Thomas v. Wakulla Bank
ORDER denying 9 Motion to Dismiss Complaint; denying 9 Motion to Dismiss; denying 16 Motion to Amend/Correct. Ordered by Judge Hugh Lawson on 2/25/2009. (nbp)
IN THE UNITED STATES DISTRICT COURT FOR THE MIDDLE DISTRICT OF GEORGIA MACON DIVISION FREDERICK L. THOMAS, Plaintiff, v. WAKULLA BANK, Defendant. : : : : : : : : : :
Civil Action No. 5:08-CV-432(HL)
This matter is before the Court on Defendant's Motion to Amend/Correct Motion to Dismiss for Lack of Jurisdiction (Doc. 16) and Defendant's Motion to Dismiss for Insufficient Service of Process (Doc. 9). For the following reasons, Defendant's Motions are denied. I. BACKGROUND Plaintiff, proceeding pro se, filed his Complaint (Doc. 1) against Defendant on December 9, 2008. On January 19, 2009, Defendant filed a Motion to Dismiss for Lack of Jurisdiction (Doc. 4). That Motion did not include the defense of insufficient service of process. As usual in cases involving pro se parties, the Court issued an Order (Doc. 7) directing pro se Plaintiff to respond. On January 29, 2009, Defendant filed a Motion to Dismiss for Insufficient Service of Process (Doc. 9). Again, the Court issued an Order (Doc. 10) direct pro se Plaintiff to respond.
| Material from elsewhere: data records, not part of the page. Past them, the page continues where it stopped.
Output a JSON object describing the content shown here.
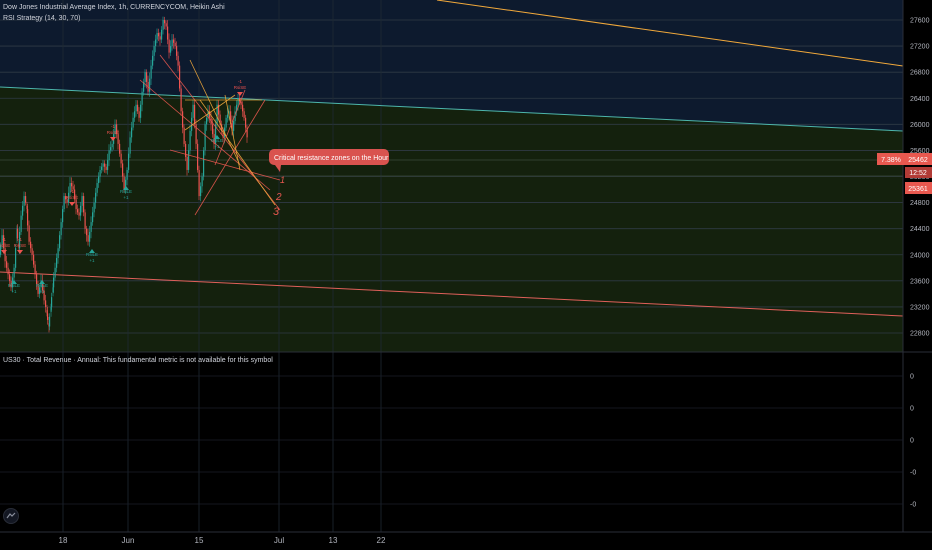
{
  "header": {
    "title": "Dow Jones Industrial Average Index, 1h, CURRENCYCOM, Heikin Ashi",
    "strategy": "RSI Strategy (14, 30, 70)"
  },
  "indicator": {
    "header": "US30 · Total Revenue · Annual: This fundamental metric is not available for this symbol",
    "axis_labels": [
      "0",
      "0",
      "0",
      "-0",
      "-0"
    ]
  },
  "annotation": {
    "text": "Critical resistance zones on the Hour"
  },
  "wave_labels": [
    "1",
    "2",
    "3"
  ],
  "price_badges": {
    "percent": "7.38%",
    "last": "25462",
    "countdown": "12:52",
    "other": "25361"
  },
  "signal_labels": {
    "long_top": "RsiLE",
    "long_bottom": "+1",
    "short_top": "-1",
    "short_bottom": "RsiSE"
  },
  "colors": {
    "background": "#000000",
    "upper_zone": "#0d1a2e",
    "lower_zone": "#14210d",
    "candle_up": "#26a69a",
    "candle_down": "#ef5350",
    "orange_line": "#f2a93b",
    "teal_line": "#4db6ac",
    "red_line": "#e0605a",
    "accent": "#e8584f"
  },
  "chart_data": {
    "type": "candlestick",
    "title": "Dow Jones Industrial Average Index, 1h, CURRENCYCOM, Heikin Ashi",
    "x_ticks": [
      "18",
      "Jun",
      "15",
      "Jul",
      "13",
      "22"
    ],
    "y_ticks": [
      22800,
      23200,
      23600,
      24000,
      24400,
      24800,
      25200,
      25600,
      26000,
      26400,
      26800,
      27200,
      27600
    ],
    "ylim": [
      22500,
      27800
    ],
    "grid": true,
    "price_path": [
      [
        0,
        24000
      ],
      [
        3,
        24300
      ],
      [
        6,
        23900
      ],
      [
        9,
        23700
      ],
      [
        12,
        23500
      ],
      [
        15,
        23800
      ],
      [
        17,
        24400
      ],
      [
        19,
        24100
      ],
      [
        22,
        24600
      ],
      [
        25,
        24900
      ],
      [
        27,
        24700
      ],
      [
        30,
        24200
      ],
      [
        33,
        24000
      ],
      [
        36,
        23700
      ],
      [
        39,
        23400
      ],
      [
        42,
        23600
      ],
      [
        45,
        23300
      ],
      [
        47,
        23100
      ],
      [
        49,
        22900
      ],
      [
        51,
        23200
      ],
      [
        53,
        23500
      ],
      [
        56,
        23800
      ],
      [
        59,
        24100
      ],
      [
        62,
        24500
      ],
      [
        65,
        24900
      ],
      [
        68,
        24800
      ],
      [
        71,
        25100
      ],
      [
        74,
        25000
      ],
      [
        77,
        24700
      ],
      [
        80,
        24600
      ],
      [
        83,
        24900
      ],
      [
        86,
        24400
      ],
      [
        89,
        24200
      ],
      [
        92,
        24500
      ],
      [
        95,
        24800
      ],
      [
        98,
        25100
      ],
      [
        101,
        25300
      ],
      [
        104,
        25400
      ],
      [
        107,
        25300
      ],
      [
        110,
        25600
      ],
      [
        113,
        25700
      ],
      [
        116,
        26000
      ],
      [
        119,
        25700
      ],
      [
        122,
        25400
      ],
      [
        125,
        25000
      ],
      [
        128,
        25300
      ],
      [
        131,
        25800
      ],
      [
        134,
        26100
      ],
      [
        137,
        26300
      ],
      [
        140,
        26100
      ],
      [
        143,
        26500
      ],
      [
        146,
        26800
      ],
      [
        149,
        26500
      ],
      [
        152,
        26900
      ],
      [
        155,
        27200
      ],
      [
        158,
        27400
      ],
      [
        161,
        27300
      ],
      [
        164,
        27600
      ],
      [
        167,
        27500
      ],
      [
        170,
        27100
      ],
      [
        173,
        27300
      ],
      [
        176,
        27200
      ],
      [
        179,
        26900
      ],
      [
        182,
        26200
      ],
      [
        185,
        25700
      ],
      [
        188,
        25300
      ],
      [
        191,
        25900
      ],
      [
        194,
        26300
      ],
      [
        197,
        25700
      ],
      [
        200,
        24900
      ],
      [
        203,
        25200
      ],
      [
        206,
        26000
      ],
      [
        209,
        26200
      ],
      [
        212,
        26000
      ],
      [
        215,
        25700
      ],
      [
        218,
        26300
      ],
      [
        221,
        26000
      ],
      [
        224,
        25800
      ],
      [
        227,
        26100
      ],
      [
        230,
        26200
      ],
      [
        233,
        25900
      ],
      [
        236,
        26200
      ],
      [
        239,
        26400
      ],
      [
        242,
        26300
      ],
      [
        245,
        26100
      ],
      [
        248,
        25800
      ]
    ],
    "annotation": "Critical resistance zones on the Hour",
    "last_price": 25462,
    "last_price_change": "7.38%",
    "other_price": 25361,
    "indicator_panel": {
      "title": "US30 · Total Revenue · Annual: This fundamental metric is not available for this symbol",
      "y_ticks": [
        "0",
        "0",
        "0",
        "-0",
        "-0"
      ]
    }
  }
}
On February 3, 2009, Plaintiff filed Responses (Docs. 13 & 14) to both Motions. In his Response to Plaintiff's Motion to Dismiss for Insufficient Service, Plaintiff asserted that the Motion should be denied because Defendant waived the defense of insufficient service by failing to raise it in its first Motion to Dismiss. On February 10, 2009, Defendant filed a Motion to Amend/Correct, requesting that it be allowed to include in its first Motion to Dismiss the defense of insufficient service. II. DISCUSSION The defense of insufficient service of process can be raised in a motion pursuant to Rule 12(b)(5). Where a party makes a motion under Rule 12 but does not raise the defense of insufficient service of process, that defense is waived if it was available to the party at the time the motion was filed. See Fed. R. Civ. P. 12(h)(1)(A); see Fed. R. Civ. P. 12 (g)(2); Hemispherx Biopharma, Inc. v. Johannesburg Consol. Inves., 553 F.3d 1351, 1360 (11th Cir. 2008) ("Simply put, a litigant must cite each separate Rule 12(b) defense in the pre-answer motion or if no pre-answer motion is filed, then in the responsive pleading."); T&R Enters., Inc. v. Cont'l Grain Co., 613 F.2d 1272, 1277 (5th Cir. 1980)1 (concluding that the defense of insufficient service must be raised in the "first defensive move whether it be a Rule
The United States Court of Appeals for the Eleventh Circuit has adopted the case law of the former Fifth Circuit handed down as of September 30, 1981, as its governing body of precedent. Bonner v. City of Prichard, 661 F.2d 1206, 1209 (11th Cir. 1981). This body of precedent is binding unless and until overruled by the Eleventh Circuit en banc. Id. 2
12 motion or a responsive pleading"); see also Rates Tech. Inc. v. Nortel Networks Corp., 399 F.3d 1302, 1307 (Fed. Cir. 2005); Golden v. Cox Furniture Mfg. Co., 683 F.2d 115, 118 (5th Cir. 1982). Here, Defendant waived its right to raise the defense of insufficient service by failing to raise it in its pre-answer Motion to Dismiss under Rule 12(b)(1). Defendant did not attempt to add the defense to its first Rule 12 Motion until after the pro se Plaintiff alerted Defendant to its procedural folly by opposing the second Rule 12 Motion on the ground that Defendant waived the insufficient service defense. To allow Defendant to now go back and amend the first Rule 12 Motion to add a defense that it was required to raise in that Motion would unjustly penalize the pro se Plaintiff for raising the waiver issue. As a result, the Court finds that Defendant's Motion to Amend should be denied. Likewise, because Defendant waived the defense of insufficient service by not raising it in its first Rule 12 Motion, Defendant's Motion to Dismiss for Insufficient Service of Process is denied. III. CONCLUSION For the foregoing reasons, Defendant's Motions are denied. SO ORDERED, this the 25th day of February, 2009.
s/ Hugh Lawson HUGH LAWSON, Judge
Disclaimer: Justia Dockets & Filings provides public litigation records from the federal appellate and district courts. These filings and docket sheets should not be considered findings of fact or liability, nor do they necessarily reflect the view of Justia.
Why Is My Information Online?